"We were the only one that could respond to it quickly enough to get forces into country, up near Erbil, to conduct that mission," Lt. Col. John Bossie, the task force operations officer, told Military.com.
Though details on the mission remain under wraps, it was described as being reconnaissance in nature and lasted between 90 and 100 days, reports Military.com.
The small-scale, in-and-out deployments of Marines to contentious areas of Iraq “may demonstrate a growing willingness of regional commanders to exploit the flexibility and availability of the task force in innovative ways,” Seck writes.
The Marine’s Middle East task force was also called upon to create exploitation and analysis cells, comprised of military police and law enforcement Marines who were responsible for confiscating and processing information left behind by Islamic State militants.
"As the clearance of Fallujah happened, a bunch of ISIS convoys were leaving Fallujah, and coalition forces struck the convoys as they were leaving," Bossie told Military.com. "We were able to use our human intelligence Marines as well as this exploitation-analysis cell to collect thumb drives and hard drives that came out of those convoys."
The information gained from that one convoy strike — 80 gigabytes of data — amounts to roughly 800,000 documents. The Task Force Marines were also tapped to support advise and assist operations for the 15th Iraqi Army Division, as they staged at the Qayyarah West airfield ahead of the push to enter Mosul, according to Military.com.
WASHINGTON (Reuters) - U.S. President Donald Trump was reeling from sharp rebukes at home and abroad over his surprise announcement last month to immediately pull American troops out of Syria when he flew into the al Asad airbase in neighboring Iraq the day after Christmas.
Inside a canvas Quonset hut, one of the arced prefabricated structures used by the military and surrounded by concertina wire, Trump received operational briefs from U.S. commanders suggesting a territorial victory against Islamic State was within sight, but the military needed just a bit more time, U.S. officials said.
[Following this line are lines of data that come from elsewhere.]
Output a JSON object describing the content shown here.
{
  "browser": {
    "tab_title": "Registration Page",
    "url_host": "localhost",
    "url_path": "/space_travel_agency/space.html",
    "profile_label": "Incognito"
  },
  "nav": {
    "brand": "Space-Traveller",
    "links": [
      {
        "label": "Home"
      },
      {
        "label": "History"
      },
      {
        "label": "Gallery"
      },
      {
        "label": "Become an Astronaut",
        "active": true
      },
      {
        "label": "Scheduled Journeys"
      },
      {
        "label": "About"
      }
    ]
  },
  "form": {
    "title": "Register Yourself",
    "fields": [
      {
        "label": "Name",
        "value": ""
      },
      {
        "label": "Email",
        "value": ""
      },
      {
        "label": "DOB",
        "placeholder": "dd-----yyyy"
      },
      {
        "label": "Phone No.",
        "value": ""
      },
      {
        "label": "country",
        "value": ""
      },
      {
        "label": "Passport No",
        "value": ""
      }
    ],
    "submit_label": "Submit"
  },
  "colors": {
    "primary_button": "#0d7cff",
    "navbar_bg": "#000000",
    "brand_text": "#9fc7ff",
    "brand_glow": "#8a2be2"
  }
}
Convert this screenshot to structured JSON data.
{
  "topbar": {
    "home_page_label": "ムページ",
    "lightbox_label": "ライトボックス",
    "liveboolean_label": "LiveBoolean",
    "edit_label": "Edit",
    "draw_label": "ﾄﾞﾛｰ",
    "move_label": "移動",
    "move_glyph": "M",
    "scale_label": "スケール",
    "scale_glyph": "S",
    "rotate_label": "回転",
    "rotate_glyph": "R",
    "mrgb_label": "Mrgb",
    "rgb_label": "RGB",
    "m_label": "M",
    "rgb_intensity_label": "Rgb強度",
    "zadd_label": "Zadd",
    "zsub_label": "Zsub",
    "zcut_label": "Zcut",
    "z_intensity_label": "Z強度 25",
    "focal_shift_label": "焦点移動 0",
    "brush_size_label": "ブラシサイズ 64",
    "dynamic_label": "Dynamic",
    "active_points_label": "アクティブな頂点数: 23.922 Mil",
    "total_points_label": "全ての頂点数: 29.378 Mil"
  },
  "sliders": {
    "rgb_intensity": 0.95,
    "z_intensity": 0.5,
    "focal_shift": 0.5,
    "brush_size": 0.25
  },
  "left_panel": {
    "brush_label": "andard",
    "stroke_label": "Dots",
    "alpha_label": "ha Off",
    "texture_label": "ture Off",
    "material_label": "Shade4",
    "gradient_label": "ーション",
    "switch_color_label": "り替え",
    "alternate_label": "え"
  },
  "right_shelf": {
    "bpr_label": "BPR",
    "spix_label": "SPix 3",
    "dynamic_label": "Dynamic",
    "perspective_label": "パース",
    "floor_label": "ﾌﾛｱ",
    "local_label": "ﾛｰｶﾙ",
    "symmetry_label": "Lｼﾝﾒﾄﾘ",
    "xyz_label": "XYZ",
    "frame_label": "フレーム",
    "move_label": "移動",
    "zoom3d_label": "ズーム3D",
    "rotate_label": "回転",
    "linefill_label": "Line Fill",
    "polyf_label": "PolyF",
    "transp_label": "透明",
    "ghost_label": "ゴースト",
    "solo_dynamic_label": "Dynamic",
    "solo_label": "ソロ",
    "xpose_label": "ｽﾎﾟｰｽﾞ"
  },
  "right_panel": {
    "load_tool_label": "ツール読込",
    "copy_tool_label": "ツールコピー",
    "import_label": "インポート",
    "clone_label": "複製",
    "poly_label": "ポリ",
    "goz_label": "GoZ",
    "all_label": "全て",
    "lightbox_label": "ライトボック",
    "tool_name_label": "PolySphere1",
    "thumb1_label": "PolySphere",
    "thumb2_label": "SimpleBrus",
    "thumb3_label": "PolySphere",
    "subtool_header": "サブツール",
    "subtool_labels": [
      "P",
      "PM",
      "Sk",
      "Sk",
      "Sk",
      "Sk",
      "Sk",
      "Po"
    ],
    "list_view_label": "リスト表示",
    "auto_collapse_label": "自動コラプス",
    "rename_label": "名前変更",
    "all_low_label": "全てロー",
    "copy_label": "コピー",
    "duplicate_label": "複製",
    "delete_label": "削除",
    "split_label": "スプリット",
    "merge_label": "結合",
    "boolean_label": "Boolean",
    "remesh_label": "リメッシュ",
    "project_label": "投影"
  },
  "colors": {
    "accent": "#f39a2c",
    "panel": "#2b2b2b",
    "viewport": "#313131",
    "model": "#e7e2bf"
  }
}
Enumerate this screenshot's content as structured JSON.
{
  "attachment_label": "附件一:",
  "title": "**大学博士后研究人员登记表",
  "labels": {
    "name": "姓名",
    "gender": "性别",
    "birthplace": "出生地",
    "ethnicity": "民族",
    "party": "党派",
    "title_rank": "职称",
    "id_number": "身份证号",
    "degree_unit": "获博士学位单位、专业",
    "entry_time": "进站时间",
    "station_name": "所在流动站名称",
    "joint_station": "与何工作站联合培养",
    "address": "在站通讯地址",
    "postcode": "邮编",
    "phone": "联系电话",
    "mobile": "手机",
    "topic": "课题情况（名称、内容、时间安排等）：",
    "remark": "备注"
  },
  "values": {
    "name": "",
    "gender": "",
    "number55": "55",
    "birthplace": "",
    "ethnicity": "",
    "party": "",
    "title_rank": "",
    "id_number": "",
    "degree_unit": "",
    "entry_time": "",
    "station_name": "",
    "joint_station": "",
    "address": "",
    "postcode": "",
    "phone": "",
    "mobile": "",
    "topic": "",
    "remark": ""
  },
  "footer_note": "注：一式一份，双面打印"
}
In a message to the force sent Tuesday, Adm. Karl L. Schultz said both he and the Department of Homeland Security Secretary remain "fully engaged" on the missing pay issue, which have caused "anxiety and uncertainty" for Coasties and their families.